Everything in the entries is to be written out exactly, except for the pictures.

-------- Data to examine

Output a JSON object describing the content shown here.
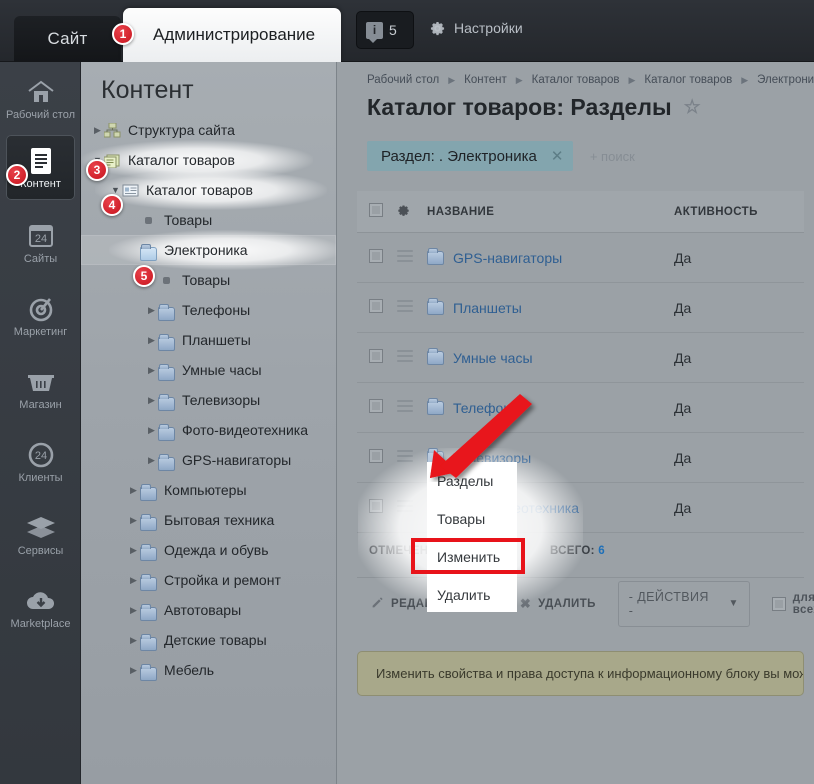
{
  "topbar": {
    "tab_site": "Сайт",
    "tab_admin": "Администрирование",
    "tab_admin_badge": "1",
    "counter": "5",
    "info_icon": "info-icon",
    "settings_label": "Настройки"
  },
  "rail": {
    "items": [
      {
        "label": "Рабочий стол",
        "icon": "home-icon",
        "active": false
      },
      {
        "label": "Контент",
        "icon": "document-icon",
        "active": true,
        "badge": "2"
      },
      {
        "label": "Сайты",
        "icon": "browser-24-icon",
        "active": false
      },
      {
        "label": "Маркетинг",
        "icon": "target-icon",
        "active": false
      },
      {
        "label": "Магазин",
        "icon": "basket-icon",
        "active": false
      },
      {
        "label": "Клиенты",
        "icon": "circle-24-icon",
        "active": false
      },
      {
        "label": "Сервисы",
        "icon": "layers-icon",
        "active": false
      },
      {
        "label": "Marketplace",
        "icon": "cloud-download-icon",
        "active": false
      }
    ]
  },
  "tree": {
    "title": "Контент",
    "nodes": [
      {
        "label": "Структура сайта",
        "indent": 0,
        "arrow": "closed",
        "icon": "sitemap-icon"
      },
      {
        "label": "Каталог товаров",
        "indent": 0,
        "arrow": "open",
        "icon": "iblock-icon",
        "badge": "3",
        "glow": true
      },
      {
        "label": "Каталог товаров",
        "indent": 1,
        "arrow": "open",
        "icon": "iblock-list-icon",
        "badge": "4",
        "glow": true
      },
      {
        "label": "Товары",
        "indent": 2,
        "arrow": "none",
        "icon": "dot-icon"
      },
      {
        "label": "Электроника",
        "indent": 2,
        "arrow": "none",
        "icon": "folder-light-icon",
        "badge": "5",
        "glow": true,
        "selected": true
      },
      {
        "label": "Товары",
        "indent": 3,
        "arrow": "none",
        "icon": "dot-icon"
      },
      {
        "label": "Телефоны",
        "indent": 3,
        "arrow": "closed",
        "icon": "folder-icon"
      },
      {
        "label": "Планшеты",
        "indent": 3,
        "arrow": "closed",
        "icon": "folder-icon"
      },
      {
        "label": "Умные часы",
        "indent": 3,
        "arrow": "closed",
        "icon": "folder-icon"
      },
      {
        "label": "Телевизоры",
        "indent": 3,
        "arrow": "closed",
        "icon": "folder-icon"
      },
      {
        "label": "Фото-видеотехника",
        "indent": 3,
        "arrow": "closed",
        "icon": "folder-icon"
      },
      {
        "label": "GPS-навигаторы",
        "indent": 3,
        "arrow": "closed",
        "icon": "folder-icon"
      },
      {
        "label": "Компьютеры",
        "indent": 2,
        "arrow": "closed",
        "icon": "folder-icon"
      },
      {
        "label": "Бытовая техника",
        "indent": 2,
        "arrow": "closed",
        "icon": "folder-icon"
      },
      {
        "label": "Одежда и обувь",
        "indent": 2,
        "arrow": "closed",
        "icon": "folder-icon"
      },
      {
        "label": "Стройка и ремонт",
        "indent": 2,
        "arrow": "closed",
        "icon": "folder-icon"
      },
      {
        "label": "Автотовары",
        "indent": 2,
        "arrow": "closed",
        "icon": "folder-icon"
      },
      {
        "label": "Детские товары",
        "indent": 2,
        "arrow": "closed",
        "icon": "folder-icon"
      },
      {
        "label": "Мебель",
        "indent": 2,
        "arrow": "closed",
        "icon": "folder-icon"
      }
    ]
  },
  "main": {
    "breadcrumb": [
      "Рабочий стол",
      "Контент",
      "Каталог товаров",
      "Каталог товаров",
      "Электроника"
    ],
    "title": "Каталог товаров: Разделы",
    "star_icon": "star-icon",
    "filter": {
      "chip_label": "Раздел: . Электроника",
      "chip_remove_icon": "close-icon",
      "add_search": "+ поиск"
    },
    "table": {
      "columns": [
        "НАЗВАНИЕ",
        "АКТИВНОСТЬ"
      ],
      "gear_icon": "gear-icon",
      "rows": [
        {
          "name": "GPS-навигаторы",
          "active": "Да"
        },
        {
          "name": "Планшеты",
          "active": "Да"
        },
        {
          "name": "Умные часы",
          "active": "Да"
        },
        {
          "name": "Телефоны",
          "active": "Да"
        },
        {
          "name": "Телевизоры",
          "active": "Да"
        },
        {
          "name": "Фото-видеотехника",
          "active": "Да"
        }
      ]
    },
    "totals": {
      "checked_label": "ОТМЕЧЕНО: 0",
      "total_label": "ВСЕГО:",
      "total_value": "6"
    },
    "actions": {
      "edit": "РЕДАКТИРОВАТЬ",
      "edit_icon": "pencil-icon",
      "delete": "УДАЛИТЬ",
      "delete_icon": "cross-icon",
      "select_value": "- ДЕЙСТВИЯ -",
      "select_icon": "chevron-down-icon",
      "for_all": "для всех"
    },
    "notice": "Изменить свойства и права доступа к информационному блоку вы можете"
  },
  "context_menu": {
    "items": [
      "Разделы",
      "Товары",
      "Изменить",
      "Удалить"
    ],
    "highlighted": "Изменить"
  },
  "annotations": {
    "arrow_color": "#e8131a",
    "badge_color": "#c8151f",
    "highlight_box_color": "#e8131a"
  }
}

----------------

Solution for this problem:
Output a JSON object describing the content shown here.
{
  "topbar": {
    "tab_site": "Сайт",
    "tab_admin": "Администрирование",
    "tab_admin_badge": "1",
    "counter": "5",
    "info_icon": "info-icon",
    "settings_label": "Настройки"
  },
  "rail": {
    "items": [
      {
        "label": "Рабочий стол",
        "icon": "home-icon",
        "active": false
      },
      {
        "label": "Контент",
        "icon": "document-icon",
        "active": true,
        "badge": "2"
      },
      {
        "label": "Сайты",
        "icon": "browser-24-icon",
        "active": false
      },
      {
        "label": "Маркетинг",
        "icon": "target-icon",
        "active": false
      },
      {
        "label": "Магазин",
        "icon": "basket-icon",
        "active": false
      },
      {
        "label": "Клиенты",
        "icon": "circle-24-icon",
        "active": false
      },
      {
        "label": "Сервисы",
        "icon": "layers-icon",
        "active": false
      },
      {
        "label": "Marketplace",
        "icon": "cloud-download-icon",
        "active": false
      }
    ]
  },
  "tree": {
    "title": "Контент",
    "nodes": [
      {
        "label": "Структура сайта",
        "indent": 0,
        "arrow": "closed",
        "icon": "sitemap-icon"
      },
      {
        "label": "Каталог товаров",
        "indent": 0,
        "arrow": "open",
        "icon": "iblock-icon",
        "badge": "3",
        "glow": true
      },
      {
        "label": "Каталог товаров",
        "indent": 1,
        "arrow": "open",
        "icon": "iblock-list-icon",
        "badge": "4",
        "glow": true
      },
      {
        "label": "Товары",
        "indent": 2,
        "arrow": "none",
        "icon": "dot-icon"
      },
      {
        "label": "Электроника",
        "indent": 2,
        "arrow": "none",
        "icon": "folder-light-icon",
        "badge": "5",
        "glow": true,
        "selected": true
      },
      {
        "label": "Товары",
        "indent": 3,
        "arrow": "none",
        "icon": "dot-icon"
      },
      {
        "label": "Телефоны",
        "indent": 3,
        "arrow": "closed",
        "icon": "folder-icon"
      },
      {
        "label": "Планшеты",
        "indent": 3,
        "arrow": "closed",
        "icon": "folder-icon"
      },
      {
        "label": "Умные часы",
        "indent": 3,
        "arrow": "closed",
        "icon": "folder-icon"
      },
      {
        "label": "Телевизоры",
        "indent": 3,
        "arrow": "closed",
        "icon": "folder-icon"
      },
      {
        "label": "Фото-видеотехника",
        "indent": 3,
        "arrow": "closed",
        "icon": "folder-icon"
      },
      {
        "label": "GPS-навигаторы",
        "indent": 3,
        "arrow": "closed",
        "icon": "folder-icon"
      },
      {
        "label": "Компьютеры",
        "indent": 2,
        "arrow": "closed",
        "icon": "folder-icon"
      },
      {
        "label": "Бытовая техника",
        "indent": 2,
        "arrow": "closed",
        "icon": "folder-icon"
      },
      {
        "label": "Одежда и обувь",
        "indent": 2,
        "arrow": "closed",
        "icon": "folder-icon"
      },
      {
        "label": "Стройка и ремонт",
        "indent": 2,
        "arrow": "closed",
        "icon": "folder-icon"
      },
      {
        "label": "Автотовары",
        "indent": 2,
        "arrow": "closed",
        "icon": "folder-icon"
      },
      {
        "label": "Детские товары",
        "indent": 2,
        "arrow": "closed",
        "icon": "folder-icon"
      },
      {
        "label": "Мебель",
        "indent": 2,
        "arrow": "closed",
        "icon": "folder-icon"
      }
    ]
  },
  "main": {
    "breadcrumb": [
      "Рабочий стол",
      "Контент",
      "Каталог товаров",
      "Каталог товаров",
      "Электроника"
    ],
    "title": "Каталог товаров: Разделы",
    "star_icon": "star-icon",
    "filter": {
      "chip_label": "Раздел: . Электроника",
      "chip_remove_icon": "close-icon",
      "add_search": "+ поиск"
    },
    "table": {
      "columns": [
        "НАЗВАНИЕ",
        "АКТИВНОСТЬ"
      ],
      "gear_icon": "gear-icon",
      "rows": [
        {
          "name": "GPS-навигаторы",
          "active": "Да"
        },
        {
          "name": "Планшеты",
          "active": "Да"
        },
        {
          "name": "Умные часы",
          "active": "Да"
        },
        {
          "name": "Телефоны",
          "active": "Да"
        },
        {
          "name": "Телевизоры",
          "active": "Да"
        },
        {
          "name": "Фото-видеотехника",
          "active": "Да"
        }
      ]
    },
    "totals": {
      "checked_label": "ОТМЕЧЕНО: 0",
      "total_label": "ВСЕГО:",
      "total_value": "6"
    },
    "actions": {
      "edit": "РЕДАКТИРОВАТЬ",
      "edit_icon": "pencil-icon",
      "delete": "УДАЛИТЬ",
      "delete_icon": "cross-icon",
      "select_value": "- ДЕЙСТВИЯ -",
      "select_icon": "chevron-down-icon",
      "for_all": "для всех"
    },
    "notice": "Изменить свойства и права доступа к информационному блоку вы можете"
  },
  "context_menu": {
    "items": [
      "Разделы",
      "Товары",
      "Изменить",
      "Удалить"
    ],
    "highlighted": "Изменить"
  },
  "annotations": {
    "arrow_color": "#e8131a",
    "badge_color": "#c8151f",
    "highlight_box_color": "#e8131a"
  }
}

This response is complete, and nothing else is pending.